RT @billbarhydt: "What if Apple worked in ICT4D? Reflections on the possible" t.co/Fd1kJwLd great post @unicef @auerswald: @kiwanja

29 Jason Knobloch { 01.24.12 at 3:42 pm }

RT: What if Apple worked in #ICT4D? Reflections on the possible t.co/IAL5fvDJ

30 david galipeau { 01.24.12 at 3:43 pm }

RT @kiwanja: Disrupting ICT4D: What would Steve Jobs do if Apple worked in #development? t.co/7fdHyanx #Apple #ICT4D

31 Martine Koopman { 01.24.12 at 3:56 pm }

RT: @Esoko "What if Apple worked in ICT4D? Reflections on the possible". t.co/uH9q5dDA #Apple #ICT4D #innovation via @kiwanja

32 Petrelli Pierre { 01.24.12 at 4:09 pm }

What if Apple worked in ICT4D? Reflections on the possible t.co/r4t7qQzH

33 Edmund Fliski { 01.24.12 at 4:14 pm }

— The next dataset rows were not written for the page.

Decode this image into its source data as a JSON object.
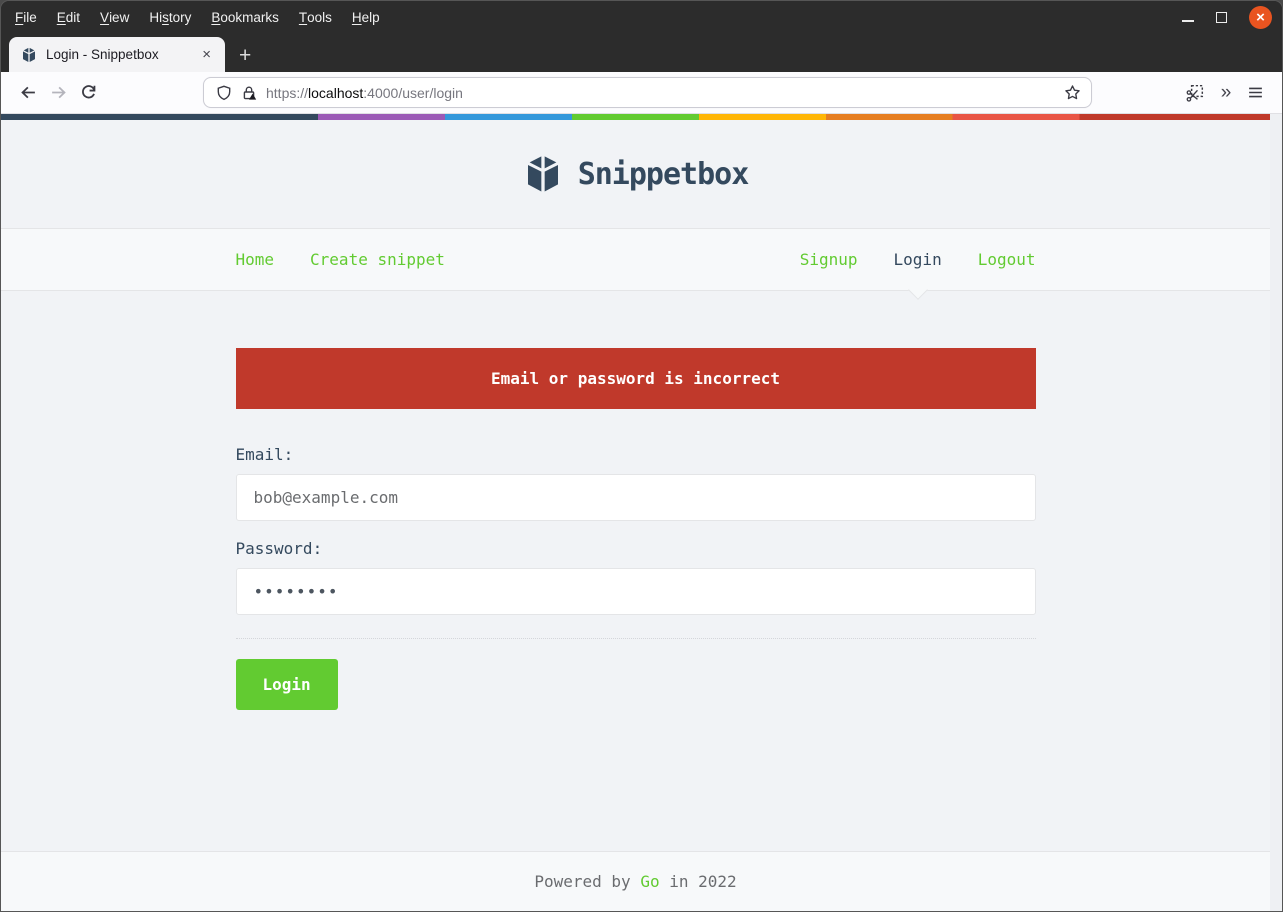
{
  "theme": {
    "accent_green": "#62cb31",
    "error_red": "#c0392b",
    "text_dark": "#34495e",
    "text_gray": "#6a6c6f",
    "body_bg": "#f1f3f6",
    "nav_footer_bg": "#f7f9fa",
    "border": "#e4e5e7",
    "chrome_dark": "#2c2c2c",
    "close_button_orange": "#e95420",
    "rainbow_stripe": [
      "#34495e",
      "#9b59b6",
      "#3498db",
      "#62cb31",
      "#ffb606",
      "#e67e22",
      "#e95546",
      "#c0392b"
    ]
  },
  "menubar": {
    "items": [
      {
        "label": "File",
        "pre": "",
        "key": "F",
        "post": "ile"
      },
      {
        "label": "Edit",
        "pre": "",
        "key": "E",
        "post": "dit"
      },
      {
        "label": "View",
        "pre": "",
        "key": "V",
        "post": "iew"
      },
      {
        "label": "History",
        "pre": "Hi",
        "key": "s",
        "post": "tory"
      },
      {
        "label": "Bookmarks",
        "pre": "",
        "key": "B",
        "post": "ookmarks"
      },
      {
        "label": "Tools",
        "pre": "",
        "key": "T",
        "post": "ools"
      },
      {
        "label": "Help",
        "pre": "",
        "key": "H",
        "post": "elp"
      }
    ]
  },
  "window_controls": {
    "close_glyph": "×"
  },
  "tabbar": {
    "active_tab_title": "Login - Snippetbox",
    "tab_close_glyph": "×",
    "new_tab_glyph": "+"
  },
  "toolbar": {
    "url": {
      "protocol": "https://",
      "host": "localhost",
      "port_path": ":4000/user/login"
    },
    "overflow_chevrons": "»"
  },
  "site": {
    "title": "Snippetbox",
    "nav": {
      "left": [
        {
          "label": "Home"
        },
        {
          "label": "Create snippet"
        }
      ],
      "right": [
        {
          "label": "Signup"
        },
        {
          "label": "Login"
        },
        {
          "label": "Logout"
        }
      ]
    },
    "flash_error": "Email or password is incorrect",
    "form": {
      "email_label": "Email:",
      "email_value": "bob@example.com",
      "password_label": "Password:",
      "password_value": "••••••••",
      "submit_label": "Login"
    },
    "footer": {
      "pre": "Powered by ",
      "link": "Go",
      "post": " in 2022"
    }
  }
}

What if Apple worked in ICT4D? Reflections on the possible t.co/r4t7qQzH

34 Development Gateway { 01.24.12 at 4:35 pm }

@Kiwanja asks what would happen if Apple got involved in #ICT4D. t.co/JLc46YpJ #ict

35 Ken Banks { 01.24.12 at 5:15 pm }

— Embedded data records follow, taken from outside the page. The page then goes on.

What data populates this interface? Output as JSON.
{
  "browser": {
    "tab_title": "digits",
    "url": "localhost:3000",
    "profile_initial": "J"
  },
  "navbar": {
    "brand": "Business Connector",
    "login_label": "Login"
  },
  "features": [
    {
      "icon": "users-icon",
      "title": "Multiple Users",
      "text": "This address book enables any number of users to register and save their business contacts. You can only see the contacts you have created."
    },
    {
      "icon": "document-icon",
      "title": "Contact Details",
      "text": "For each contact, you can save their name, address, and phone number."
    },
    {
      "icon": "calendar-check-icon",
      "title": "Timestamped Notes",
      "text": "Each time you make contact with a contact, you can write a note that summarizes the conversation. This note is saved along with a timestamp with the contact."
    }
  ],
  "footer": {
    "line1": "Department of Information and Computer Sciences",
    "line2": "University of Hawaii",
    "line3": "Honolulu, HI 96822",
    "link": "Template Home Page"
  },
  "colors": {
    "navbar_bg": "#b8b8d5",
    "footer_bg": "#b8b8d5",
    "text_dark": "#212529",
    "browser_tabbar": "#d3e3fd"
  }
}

Ripe for disruption? What Steve Jobs might do if Apple worked in #development. t.co/TmIbS5F5 #Apple #ICT4D #innovation

36 Erin Dian Dumbacher { 01.24.12 at 5:27 pm }

What if Apple worked in ICT4D? Reflections on the possible t.co/r4t7qQzH

37 Shikoh Gitau { 01.24.12 at 5:29 pm }

Ripe for disruption? What Steve Jobs might do if Apple worked in #development. t.co/TmIbS5F5 #Apple #ICT4D #innovation

38 AidData { 01.24.12 at 6:04 pm }

RT @DGateway | @Kiwanja asks what would happen if Apple got involved in #ICT4D. t.co/k8co5VCs #ict

39 Tom Murphy { 01.24.12 at 8:00 pm }

Turning #ICT4D on its head RT @kiwanja: Disrupting ICT4D: What would Steve Jobs do if Apple worked in #development? t.co/SH6ORtBD

40 Dale Zak { 01.24.12 at 8:05 pm }

What if Apple worked in #ICT4D? Reflections on the possible by @kiwanja t.co/N9J3lHI7

41 Erik Hersman { 01.24.12 at 8:07 pm }

What Steve Jobs might do if Apple worked in ICT4D t.co/zfjnpvLg (via @kiwanja)

42 Mark Belinsky { 01.24.12 at 8:10 pm }

Another #ICT4D #facepalm moment RT @kiwanja: "What if Apple worked in ICT4D? Reflections on the possible" t.co/wu4JsE9Z

gipoco.com is neither affiliated with the authors of this page nor responsible for its contents. This is a safe-cache copy of the original web site.